■ Exercise directions
Which of the lines in the records below hold the string "text"? Copy every one of them.

====== Material for this task ======

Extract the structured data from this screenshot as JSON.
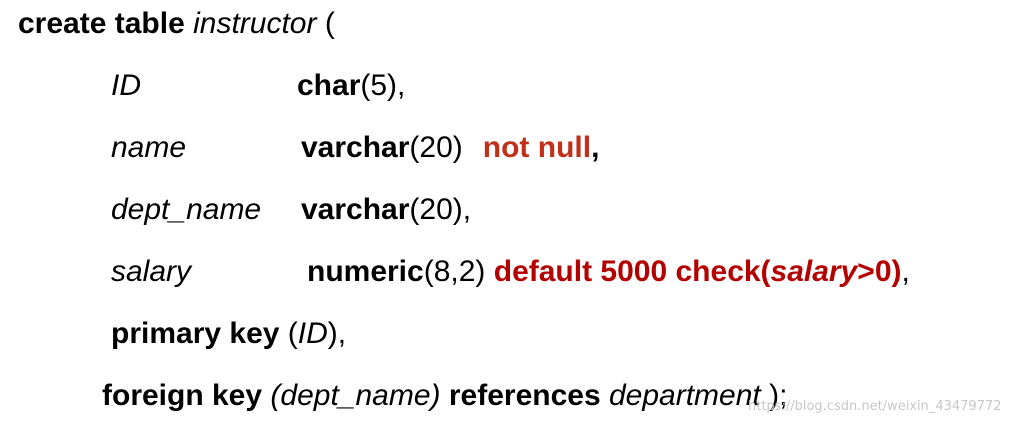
{
  "sql": {
    "line1": {
      "kw": "create table",
      "table": "instructor",
      "paren": " ("
    },
    "line2": {
      "col": "ID",
      "type": "char",
      "args": "(5),"
    },
    "line3": {
      "col": "name",
      "type": "varchar",
      "args": "(20)",
      "constraint": "not null",
      "comma": ","
    },
    "line4": {
      "col": "dept_name",
      "type": "varchar",
      "args": "(20),"
    },
    "line5": {
      "col": "salary",
      "type": "numeric",
      "args": "(8,2)",
      "default_kw": "default 5000 check(",
      "check_col": "salary",
      "check_rest": ">0)",
      "comma": ","
    },
    "line6": {
      "kw": "primary key",
      "open": " (",
      "col": "ID",
      "close": "),"
    },
    "line7": {
      "kw": "foreign key",
      "col": "(dept_name)",
      "ref_kw": "references",
      "ref_table": "department",
      "close": " );"
    }
  },
  "watermark": "https://blog.csdn.net/weixin_43479772",
  "colors": {
    "text": "#000000",
    "not_null": "#c0311a",
    "default_check": "#b30000"
  }
}
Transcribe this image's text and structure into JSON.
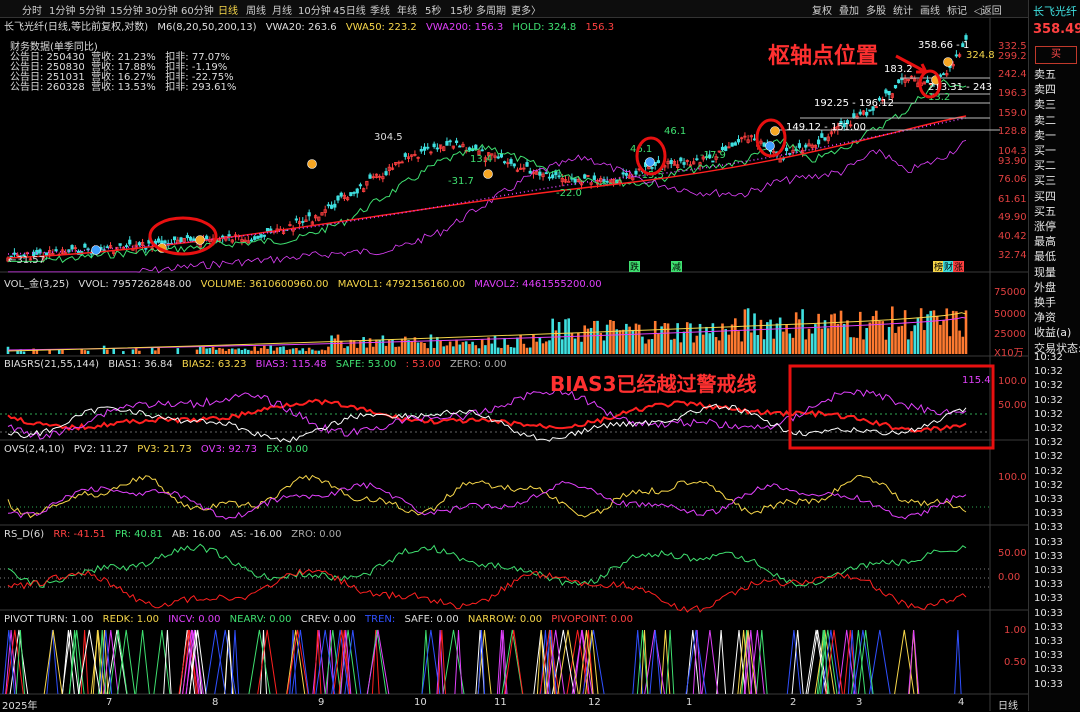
{
  "toolbar": {
    "periods": [
      "分时",
      "1分钟",
      "5分钟",
      "15分钟",
      "30分钟",
      "60分钟",
      "日线",
      "周线",
      "月线",
      "10分钟",
      "45日线",
      "季线",
      "年线",
      "5秒",
      "15秒",
      "多周期",
      "更多〉"
    ],
    "active_period": "日线",
    "right_items": [
      "复权",
      "叠加",
      "多股",
      "统计",
      "画线",
      "标记",
      "◁返回"
    ]
  },
  "stock": {
    "name": "长飞光纤",
    "price": "358.49",
    "buy_label": "买"
  },
  "main_chart": {
    "title": "长飞光纤(日线,等比前复权,对数)",
    "ma_label": "M6(8,20,50,200,13)",
    "vwa20": "VWA20: 263.6",
    "vwa50": "VWA50: 223.2",
    "vwa200": "VWA200: 156.3",
    "hold": "HOLD: 324.8",
    "hold2": "156.3",
    "fin_title": "财务数据(单季同比)",
    "fin_rows": [
      "公告日: 250430  营收: 21.23%   扣非: 77.07%",
      "公告日: 250830  营收: 17.88%   扣非: -1.19%",
      "公告日: 251031  营收: 16.27%   扣非: -22.75%",
      "公告日: 260328  营收: 13.53%   扣非: 293.61%"
    ],
    "price_labels": [
      "←31.57",
      "304.5",
      "-31.7",
      "13.4",
      "-22.0",
      "46.1",
      "-15.5",
      "46.1",
      "-17.9",
      "149.12 - 151.00",
      "192.25 - 196.12",
      "183.2",
      "213.31 - 243",
      "13.2",
      "358.66 - 1",
      "324.8"
    ],
    "y_axis": [
      "332.5",
      "299.2",
      "242.4",
      "196.3",
      "159.0",
      "128.8",
      "104.3",
      "93.90",
      "76.06",
      "61.61",
      "49.90",
      "40.42",
      "32.74"
    ],
    "bottom_marks": [
      "跌",
      "减",
      "榜",
      "财",
      "涨"
    ]
  },
  "annotations": {
    "pivot": "枢轴点位置",
    "bias3": "BIAS3已经越过警戒线"
  },
  "volume": {
    "title": "VOL_金(3,25)",
    "vvol": "VVOL: 7957262848.00",
    "volume": "VOLUME: 3610600960.00",
    "mavol1": "MAVOL1: 4792156160.00",
    "mavol2": "MAVOL2: 4461555200.00",
    "y_axis": [
      "75000",
      "50000",
      "25000",
      "X10万"
    ]
  },
  "bias": {
    "title": "BIASRS(21,55,144)",
    "bias1": "BIAS1: 36.84",
    "bias2": "BIAS2: 63.23",
    "bias3": "BIAS3: 115.48",
    "safe": "SAFE: 53.00",
    "safe2": ": 53.00",
    "zero": "ZERO: 0.00",
    "y_axis": [
      "100.0",
      "50.00"
    ],
    "tag": "115.4"
  },
  "ovs": {
    "title": "OVS(2,4,10)",
    "pv2": "PV2: 11.27",
    "pv3": "PV3: 21.73",
    "ov3": "OV3: 92.73",
    "ex": "EX: 0.00",
    "y_axis": [
      "100.0"
    ]
  },
  "rsd": {
    "title": "RS_D(6)",
    "rr": "RR: -41.51",
    "pr": "PR: 40.81",
    "ab": "AB: 16.00",
    "as": "AS: -16.00",
    "zro": "ZRO: 0.00",
    "y_axis": [
      "50.00",
      "0.00"
    ]
  },
  "pivot": {
    "title": "PIVOT TURN: 1.00",
    "redk": "REDK: 1.00",
    "incv": "INCV: 0.00",
    "nearv": "NEARV: 0.00",
    "crev": "CREV: 0.00",
    "tren": "TREN:",
    "safe": "SAFE: 0.00",
    "narrow": "NARROW: 0.00",
    "pivopoint": "PIVOPOINT: 0.00",
    "y_axis": [
      "1.00",
      "0.50"
    ]
  },
  "x_axis": [
    "2025年",
    "7",
    "8",
    "9",
    "10",
    "11",
    "12",
    "1",
    "2",
    "3",
    "4"
  ],
  "x_axis_period": "日线",
  "side": {
    "order_labels": [
      "卖五",
      "卖四",
      "卖三",
      "卖二",
      "卖一",
      "买一",
      "买二",
      "买三",
      "买四",
      "买五",
      "涨停",
      "最高",
      "最低",
      "现量",
      "外盘",
      "换手",
      "净资",
      "收益(a)",
      "交易状态:"
    ],
    "times": [
      "10:32",
      "10:32",
      "10:32",
      "10:32",
      "10:32",
      "10:32",
      "10:32",
      "10:32",
      "10:32",
      "10:32",
      "10:33",
      "10:33",
      "10:33",
      "10:33",
      "10:33",
      "10:33",
      "10:33",
      "10:33",
      "10:33",
      "10:33",
      "10:33",
      "10:33",
      "10:33",
      "10:33"
    ]
  },
  "colors": {
    "up": "#ff4040",
    "down": "#3fe0e0",
    "accent": "#f6d64a",
    "magenta": "#e040fb"
  }
}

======

■ Answer to this exercise
    "text": "#000000",
Transcribe this image's text and structure into JSON.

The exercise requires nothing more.